The story of Robin Hood is one that has been told time and time again, from various perspectives and with various plots. Adaptations of the classic tale rarely feel stale, if only because there is so much to work with. Meagan Spooner is the latest author to take on the tale, except there is one major twist: Robin of Locksley is dead. Sherwood, Spooner’s newest novel, tells the tale of Maid Marian, Robin’s long time love interest, as she follows in her late love’s footsteps while remaining independent and unabashedly feminist.
Sherwood follows Maid Marian as she attempts to cope with the loss of the love of her life, while stepping up to fill the void he left, as the protector of Locksley Town. Long time antagonist of the Robin Hood tale, the Sheriff of Nottingham, has been terrorizing the town, and his new companion, Guy of Gisborne, tries to woo Marian, hoping to take Robin Hood’s place.
The story quickly establishes that the Marian is not the plot-device slash love-interest of Robin Hood stories past. She loved Robin, and they planned to marry, but she remained her own woman who relished freedom and adventure. The promise of marriage to Robin was not a limitation, as is often the case with marriage in YA when a strong-willed woman is involved, but their union was an opportunity for the freedom Marian yearned for. Marian is complex and nuanced, and is almost haunted by the memory of Robin, which pushes her to adopt this heroic mantle and join the company of Merry Men. Marian is not a perfect, typical heroine, she is flawed and human and it works in her favor.
This feminist protagonist who does not apologize for who she is and refuses to conform to expectations was wonderful. Marian found herself thrust into this life of danger and responsibility and took it in stride. She lives up to the memory that Robin Hood left, and she does it without faltering. Like many modern protagonists of YA, Marian is reckless and impulsive, often not thinking about what comes after her decisions.

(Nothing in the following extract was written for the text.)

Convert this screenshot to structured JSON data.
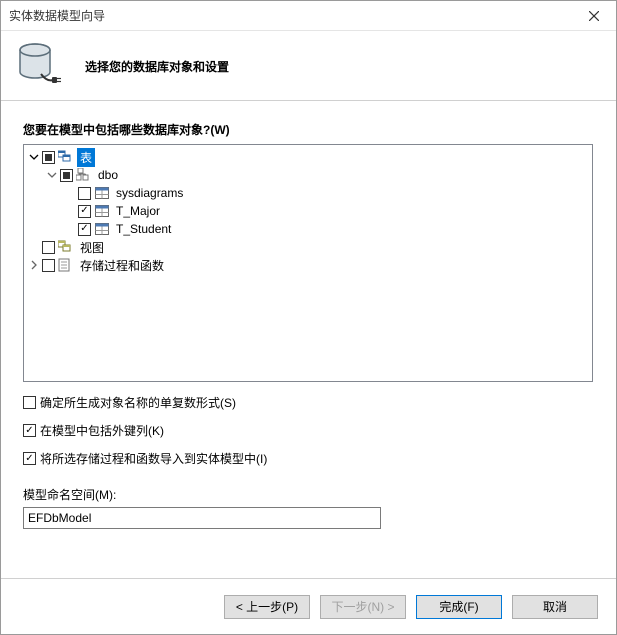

The development of Marian’s relationships were disappointing and rushed, especially when compared with the rest of the book. I won’t name Marian’s love interest, as to avoid spoilers, but it felt sudden and like a betrayal to the memory of Robin, who she spent most of the book remembering and almost idolizing. The romance was the only major pitfall of the story. It felt unauthentic and untrue, and it left a shadow over what otherwise would have been a wonderful story.
The world of Sherwood was nothing spectacular, but remained authentic and full fleshed out enough that I never questioned it. It was just the typical kind-of-but-not-really-medieval world that is often the backdrop to fantasy stories. The history of the world and society was rich and nuanced, giving the book an air of believability that acted as an anchor for the fantastic and wild misadventures of the protagonist.
Overall, Sherwood was fun. I really enjoyed the characters and the action and the world. The only downfall was the romance, which felt obligatory and rushed. Meagan Spooner’sSherwoodis worth the read, despite the disappointing aspects, and I would recommend it, although I would include the caveat.
RATING: 4 OUT OF 5 STARS
Robin of Locksley is dead.
Maid Marian doesn’t know how she’ll go on, but the people of Locksley town, persecuted by the Sheriff of Nottingham, need a protector. And the dreadful Guy of Gisborne, the Sheriff’s right hand, wishes to step into Robin’s shoes as Lord of Locksley andMarian’s fiancé.
Who is there to stop them?
Marian never meant to tread in Robin’s footsteps—never intended to stand as a beacon of hope to those awaiting his triumphant return. But with a sweep of his green cloak and the flash of her sword, Marian makes the choice to become her own hero: Robin Hood.